### What to produce:
All the entries, exactly as they read, must be written out again.

---------- Data excerpts ----------

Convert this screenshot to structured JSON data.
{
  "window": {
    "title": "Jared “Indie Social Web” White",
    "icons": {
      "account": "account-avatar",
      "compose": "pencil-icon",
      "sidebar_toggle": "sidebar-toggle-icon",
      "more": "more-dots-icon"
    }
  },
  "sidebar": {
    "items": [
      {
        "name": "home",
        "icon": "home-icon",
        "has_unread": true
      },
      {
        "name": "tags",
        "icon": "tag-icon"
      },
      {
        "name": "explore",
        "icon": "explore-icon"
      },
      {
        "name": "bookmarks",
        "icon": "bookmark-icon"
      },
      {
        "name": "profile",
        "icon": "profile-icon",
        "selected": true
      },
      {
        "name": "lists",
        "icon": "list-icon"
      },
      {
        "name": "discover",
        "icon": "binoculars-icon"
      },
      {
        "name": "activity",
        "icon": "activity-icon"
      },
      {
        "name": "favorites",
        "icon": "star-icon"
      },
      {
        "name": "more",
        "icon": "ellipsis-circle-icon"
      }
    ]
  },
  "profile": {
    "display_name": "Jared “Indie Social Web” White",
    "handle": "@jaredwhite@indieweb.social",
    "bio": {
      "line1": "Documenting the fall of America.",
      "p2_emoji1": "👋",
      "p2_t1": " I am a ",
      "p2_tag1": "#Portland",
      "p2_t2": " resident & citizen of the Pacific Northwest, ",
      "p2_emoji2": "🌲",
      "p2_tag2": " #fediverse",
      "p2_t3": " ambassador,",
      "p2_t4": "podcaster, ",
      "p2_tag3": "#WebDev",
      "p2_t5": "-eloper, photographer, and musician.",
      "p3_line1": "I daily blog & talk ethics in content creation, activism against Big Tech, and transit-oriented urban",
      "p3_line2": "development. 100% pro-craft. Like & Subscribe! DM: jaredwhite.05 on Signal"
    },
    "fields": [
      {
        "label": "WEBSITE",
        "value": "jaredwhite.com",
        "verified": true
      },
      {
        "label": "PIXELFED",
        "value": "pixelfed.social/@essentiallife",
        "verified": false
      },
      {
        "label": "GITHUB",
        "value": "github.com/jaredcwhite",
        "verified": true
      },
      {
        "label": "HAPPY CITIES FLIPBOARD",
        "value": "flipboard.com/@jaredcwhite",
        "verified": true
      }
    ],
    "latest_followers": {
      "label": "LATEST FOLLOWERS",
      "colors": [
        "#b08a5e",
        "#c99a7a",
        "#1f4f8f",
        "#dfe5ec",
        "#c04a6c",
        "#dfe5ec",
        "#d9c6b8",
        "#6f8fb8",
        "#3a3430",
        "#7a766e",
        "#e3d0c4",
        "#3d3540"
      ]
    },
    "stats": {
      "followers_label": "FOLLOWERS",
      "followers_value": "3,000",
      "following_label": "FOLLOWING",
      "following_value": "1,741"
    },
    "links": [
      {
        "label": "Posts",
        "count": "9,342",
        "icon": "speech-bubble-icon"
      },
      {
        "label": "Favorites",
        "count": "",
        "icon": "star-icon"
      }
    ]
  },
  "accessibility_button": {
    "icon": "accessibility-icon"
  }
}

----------

### Answer to this exercise:
Convert this screenshot to structured JSON data.
{
  "window": {
    "title": "Jared “Indie Social Web” White",
    "icons": {
      "account": "account-avatar",
      "compose": "pencil-icon",
      "sidebar_toggle": "sidebar-toggle-icon",
      "more": "more-dots-icon"
    }
  },
  "sidebar": {
    "items": [
      {
        "name": "home",
        "icon": "home-icon",
        "has_unread": true
      },
      {
        "name": "tags",
        "icon": "tag-icon"
      },
      {
        "name": "explore",
        "icon": "explore-icon"
      },
      {
        "name": "bookmarks",
        "icon": "bookmark-icon"
      },
      {
        "name": "profile",
        "icon": "profile-icon",
        "selected": true
      },
      {
        "name": "lists",
        "icon": "list-icon"
      },
      {
        "name": "discover",
        "icon": "binoculars-icon"
      },
      {
        "name": "activity",
        "icon": "activity-icon"
      },
      {
        "name": "favorites",
        "icon": "star-icon"
      },
      {
        "name": "more",
        "icon": "ellipsis-circle-icon"
      }
    ]
  },
  "profile": {
    "display_name": "Jared “Indie Social Web” White",
    "handle": "@jaredwhite@indieweb.social",
    "bio": {
      "line1": "Documenting the fall of America.",
      "p2_emoji1": "👋",
      "p2_t1": " I am a ",
      "p2_tag1": "#Portland",
      "p2_t2": " resident & citizen of the Pacific Northwest, ",
      "p2_emoji2": "🌲",
      "p2_tag2": " #fediverse",
      "p2_t3": " ambassador,",
      "p2_t4": "podcaster, ",
      "p2_tag3": "#WebDev",
      "p2_t5": "-eloper, photographer, and musician.",
      "p3_line1": "I daily blog & talk ethics in content creation, activism against Big Tech, and transit-oriented urban",
      "p3_line2": "development. 100% pro-craft. Like & Subscribe! DM: jaredwhite.05 on Signal"
    },
    "fields": [
      {
        "label": "WEBSITE",
        "value": "jaredwhite.com",
        "verified": true
      },
      {
        "label": "PIXELFED",
        "value": "pixelfed.social/@essentiallife",
        "verified": false
      },
      {
        "label": "GITHUB",
        "value": "github.com/jaredcwhite",
        "verified": true
      },
      {
        "label": "HAPPY CITIES FLIPBOARD",
        "value": "flipboard.com/@jaredcwhite",
        "verified": true
      }
    ],
    "latest_followers": {
      "label": "LATEST FOLLOWERS",
      "colors": [
        "#b08a5e",
        "#c99a7a",
        "#1f4f8f",
        "#dfe5ec",
        "#c04a6c",
        "#dfe5ec",
        "#d9c6b8",
        "#6f8fb8",
        "#3a3430",
        "#7a766e",
        "#e3d0c4",
        "#3d3540"
      ]
    },
    "stats": {
      "followers_label": "FOLLOWERS",
      "followers_value": "3,000",
      "following_label": "FOLLOWING",
      "following_value": "1,741"
    },
    "links": [
      {
        "label": "Posts",
        "count": "9,342",
        "icon": "speech-bubble-icon"
      },
      {
        "label": "Favorites",
        "count": "",
        "icon": "star-icon"
      }
    ]
  },
  "accessibility_button": {
    "icon": "accessibility-icon"
  }
}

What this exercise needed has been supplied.